China has detained seven company executives after suspected industrial waste discharges polluted a river with toxic cadmium, threatening drinking supplies for millions, state media said yesterday.
The discharges have contaminated a 100km stretch of the Longjiang River in Guangxi Province, sparking panic buying of bottled water in nearby cities, the China Daily reported.
One company, called Jinhe Mining Co, has been blamed for dumping cadmium — a carcinogen that can seriously damage the kidneys, bones and respiratory system — into the river, in a spill that was discovered on Jan. 15.
However, the government has decided to widen the crackdown to go after other polluters, inspecting more than a dozen factories on the river and stopping production at seven plants.
Feng Zhennian (馮振年), a local environment official, told reporters that seven executives from companies deemed responsible for polluting the river had been taken into custody, the Xinhua news agency said late on Monday.
He said they were all chemical plant executives who worked in Guangxi, but refused to name them, the report said.
The initial spill happened in Hechi City, but was now flowing downstream, endangering drinking water for 1.5 million people in Liujiang City.
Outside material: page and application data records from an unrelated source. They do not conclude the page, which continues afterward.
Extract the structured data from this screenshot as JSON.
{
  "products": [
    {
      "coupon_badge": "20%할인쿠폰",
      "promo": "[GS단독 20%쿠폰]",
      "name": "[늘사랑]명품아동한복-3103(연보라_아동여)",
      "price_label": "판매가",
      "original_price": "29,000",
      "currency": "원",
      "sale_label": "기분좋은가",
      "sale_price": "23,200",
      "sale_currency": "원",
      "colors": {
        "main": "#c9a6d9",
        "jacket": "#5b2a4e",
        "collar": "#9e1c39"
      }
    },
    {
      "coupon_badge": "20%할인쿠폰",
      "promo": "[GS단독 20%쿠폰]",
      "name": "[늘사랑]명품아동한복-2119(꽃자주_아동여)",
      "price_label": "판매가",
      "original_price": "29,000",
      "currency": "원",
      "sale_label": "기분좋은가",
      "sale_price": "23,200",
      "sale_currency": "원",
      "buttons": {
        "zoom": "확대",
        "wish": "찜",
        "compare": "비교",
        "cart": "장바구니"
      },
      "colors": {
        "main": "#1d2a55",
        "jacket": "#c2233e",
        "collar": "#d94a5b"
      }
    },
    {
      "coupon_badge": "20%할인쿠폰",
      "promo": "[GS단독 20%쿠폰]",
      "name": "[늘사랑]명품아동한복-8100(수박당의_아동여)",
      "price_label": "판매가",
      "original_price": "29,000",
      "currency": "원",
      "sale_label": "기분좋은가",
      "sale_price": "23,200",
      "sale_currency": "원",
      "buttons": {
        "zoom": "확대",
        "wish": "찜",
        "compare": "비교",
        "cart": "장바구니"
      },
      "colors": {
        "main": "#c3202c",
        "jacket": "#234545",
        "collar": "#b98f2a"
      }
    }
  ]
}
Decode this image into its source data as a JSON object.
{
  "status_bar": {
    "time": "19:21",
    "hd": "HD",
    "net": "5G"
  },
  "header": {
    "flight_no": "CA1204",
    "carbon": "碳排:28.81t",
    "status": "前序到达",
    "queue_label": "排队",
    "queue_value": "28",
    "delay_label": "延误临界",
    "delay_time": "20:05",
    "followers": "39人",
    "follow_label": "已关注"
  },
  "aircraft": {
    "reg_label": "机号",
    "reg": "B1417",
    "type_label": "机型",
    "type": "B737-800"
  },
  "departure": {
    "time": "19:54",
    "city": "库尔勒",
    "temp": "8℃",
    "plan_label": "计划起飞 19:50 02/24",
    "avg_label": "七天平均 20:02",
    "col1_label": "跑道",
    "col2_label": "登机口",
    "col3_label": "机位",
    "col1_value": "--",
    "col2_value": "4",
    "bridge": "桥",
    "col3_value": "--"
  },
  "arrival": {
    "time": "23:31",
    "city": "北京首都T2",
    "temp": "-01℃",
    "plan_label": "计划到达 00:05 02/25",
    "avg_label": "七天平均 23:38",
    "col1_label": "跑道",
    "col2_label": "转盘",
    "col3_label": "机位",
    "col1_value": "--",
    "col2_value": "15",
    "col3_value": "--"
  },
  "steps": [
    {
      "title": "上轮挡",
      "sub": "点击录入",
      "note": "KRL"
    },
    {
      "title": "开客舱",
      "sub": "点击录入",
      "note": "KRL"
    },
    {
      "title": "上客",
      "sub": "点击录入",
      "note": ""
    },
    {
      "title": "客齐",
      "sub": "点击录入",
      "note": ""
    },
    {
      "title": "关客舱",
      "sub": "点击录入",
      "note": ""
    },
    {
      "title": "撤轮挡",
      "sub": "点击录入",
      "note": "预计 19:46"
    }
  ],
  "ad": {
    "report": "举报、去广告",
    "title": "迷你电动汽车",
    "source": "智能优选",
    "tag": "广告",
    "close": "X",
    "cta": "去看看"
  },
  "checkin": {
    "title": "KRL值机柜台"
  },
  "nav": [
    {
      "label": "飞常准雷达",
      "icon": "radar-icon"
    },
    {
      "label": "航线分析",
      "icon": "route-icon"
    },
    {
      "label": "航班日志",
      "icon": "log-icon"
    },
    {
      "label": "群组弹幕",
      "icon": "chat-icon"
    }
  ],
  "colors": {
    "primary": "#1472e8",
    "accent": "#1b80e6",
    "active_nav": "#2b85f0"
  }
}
It was also approaching Liuzhou City, with a population of 3.7 million, reports said.
“It is a critical time right now, as downstream drinking water safety is in jeopardy,” Hechi Mayor He Xinxing (何辛幸) was quoted by Xinhua as saying.
A spokesman for Hechi City Government declined to comment when contacted by reporters, and regional officials could not immediately be reached.
Authorities have mobilized thousands of soldiers to dump chemical neutralizers into the river to dilute the cadmium, but levels of the chemical were still more than 25 times higher than the official limit on Monday in some parts.
In its latest update yesterday, the Liuzhou City Government said cadmium levels were 1.6 times higher than the government standard.